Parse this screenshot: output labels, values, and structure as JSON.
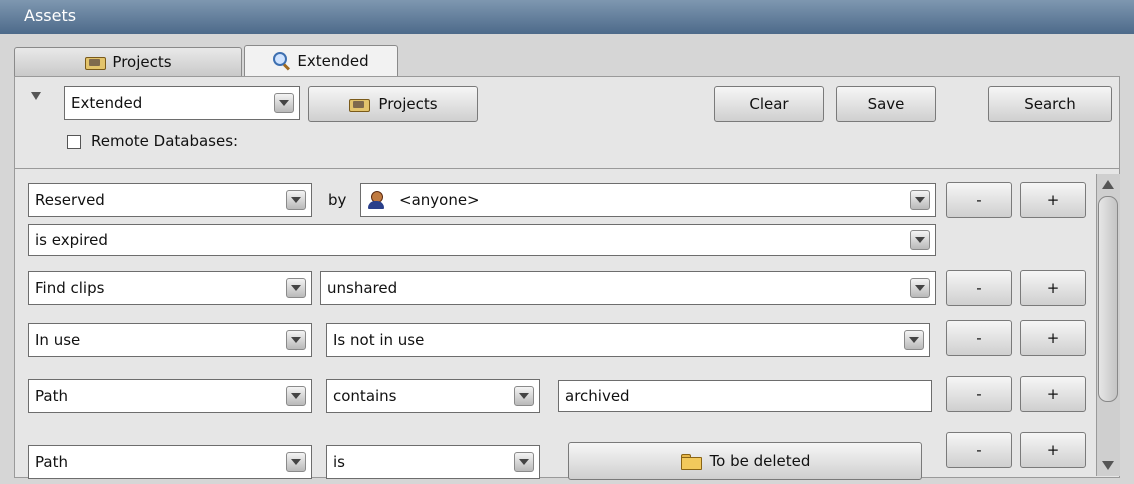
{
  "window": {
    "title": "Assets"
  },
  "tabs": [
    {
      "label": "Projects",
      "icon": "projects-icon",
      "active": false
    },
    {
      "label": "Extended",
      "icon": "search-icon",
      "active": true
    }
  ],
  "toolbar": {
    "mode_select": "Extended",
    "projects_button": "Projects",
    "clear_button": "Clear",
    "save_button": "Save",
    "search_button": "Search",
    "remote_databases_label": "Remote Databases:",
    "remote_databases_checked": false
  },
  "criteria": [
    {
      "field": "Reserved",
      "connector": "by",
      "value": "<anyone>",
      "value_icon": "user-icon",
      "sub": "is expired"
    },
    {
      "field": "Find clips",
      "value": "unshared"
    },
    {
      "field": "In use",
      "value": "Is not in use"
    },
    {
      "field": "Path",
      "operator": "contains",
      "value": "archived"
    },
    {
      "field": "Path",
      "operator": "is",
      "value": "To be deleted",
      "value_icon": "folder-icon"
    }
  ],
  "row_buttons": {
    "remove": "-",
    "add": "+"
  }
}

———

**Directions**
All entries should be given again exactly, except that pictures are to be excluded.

**Your response**
Parse this screenshot: output labels, values, and structure as JSON.
{
  "window": {
    "title": "Assets"
  },
  "tabs": [
    {
      "label": "Projects",
      "icon": "projects-icon",
      "active": false
    },
    {
      "label": "Extended",
      "icon": "search-icon",
      "active": true
    }
  ],
  "toolbar": {
    "mode_select": "Extended",
    "projects_button": "Projects",
    "clear_button": "Clear",
    "save_button": "Save",
    "search_button": "Search",
    "remote_databases_label": "Remote Databases:",
    "remote_databases_checked": false
  },
  "criteria": [
    {
      "field": "Reserved",
      "connector": "by",
      "value": "<anyone>",
      "value_icon": "user-icon",
      "sub": "is expired"
    },
    {
      "field": "Find clips",
      "value": "unshared"
    },
    {
      "field": "In use",
      "value": "Is not in use"
    },
    {
      "field": "Path",
      "operator": "contains",
      "value": "archived"
    },
    {
      "field": "Path",
      "operator": "is",
      "value": "To be deleted",
      "value_icon": "folder-icon"
    }
  ],
  "row_buttons": {
    "remove": "-",
    "add": "+"
  }
}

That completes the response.